Unlike Google Play, Apple’s app stores for both iOS mobile devices and computers running OS X are available in China—so the main reason to frequent third-party app stores like Maiyadi is to find pirated (i.e. free) software.

Chinese social media users seemed unsurprised that malware and pirated apps went hand-in-hand.

“Don’t use Maiyadi’s pirated software. It’s a pile of viruses,” said one Sina Weibo user (in Chinese). “This gives users a wake up call, it’s still best to download from official, trustworthy sources like the Mac App store,” said a contributor to an Apple forum on Feng.com (in Chinese).
Wirelurker, to be sure, looks to be an exceptionally nasty piece of malware. Once it infects a Mac and is then transferred to an iPhone, it can overwrite existing programs on your smartphone, replacing them with corrupted versions that could potentially steal passwords or financial data.
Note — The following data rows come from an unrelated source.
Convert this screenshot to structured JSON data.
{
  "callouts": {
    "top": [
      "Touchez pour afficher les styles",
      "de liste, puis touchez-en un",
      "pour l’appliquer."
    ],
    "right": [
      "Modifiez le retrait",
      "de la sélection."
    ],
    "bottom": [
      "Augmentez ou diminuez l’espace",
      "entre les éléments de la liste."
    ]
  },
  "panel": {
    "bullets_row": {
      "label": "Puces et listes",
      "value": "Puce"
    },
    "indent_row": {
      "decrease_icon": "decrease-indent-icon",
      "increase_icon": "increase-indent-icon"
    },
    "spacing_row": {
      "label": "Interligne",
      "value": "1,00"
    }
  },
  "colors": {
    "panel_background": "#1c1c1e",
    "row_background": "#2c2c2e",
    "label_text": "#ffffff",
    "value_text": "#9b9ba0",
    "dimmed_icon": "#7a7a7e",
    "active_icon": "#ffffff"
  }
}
“We are aware of malicious software available from a download site aimed at users in China, and we’ve blocked the identified apps to prevent them from launching,” Apple tells Quartz in a statement. “As always, we recommend that users download and install software from trusted sources.”

Wirelurker, for now, limits itself to loading an innocuous comic book reader app on infected iPhones, which Palo Alto Networks speculates could be a test run for more nefarious aims down the road. “This malware is under active development, and its creator’s ultimate goal is not yet clear,” Xiao wrote in his blog post.

Palo Alto Networks also said that there are signs that the creators of Wirelurker, like its victims, are Chinese. It’s worth noting that Wirelurker appears to be unrelated to last month’s reported hacking of Apple’s iCloud services in China, which let unidentified intruders insert themselves between iPhone users and Apple’s servers to intercept sensitive data.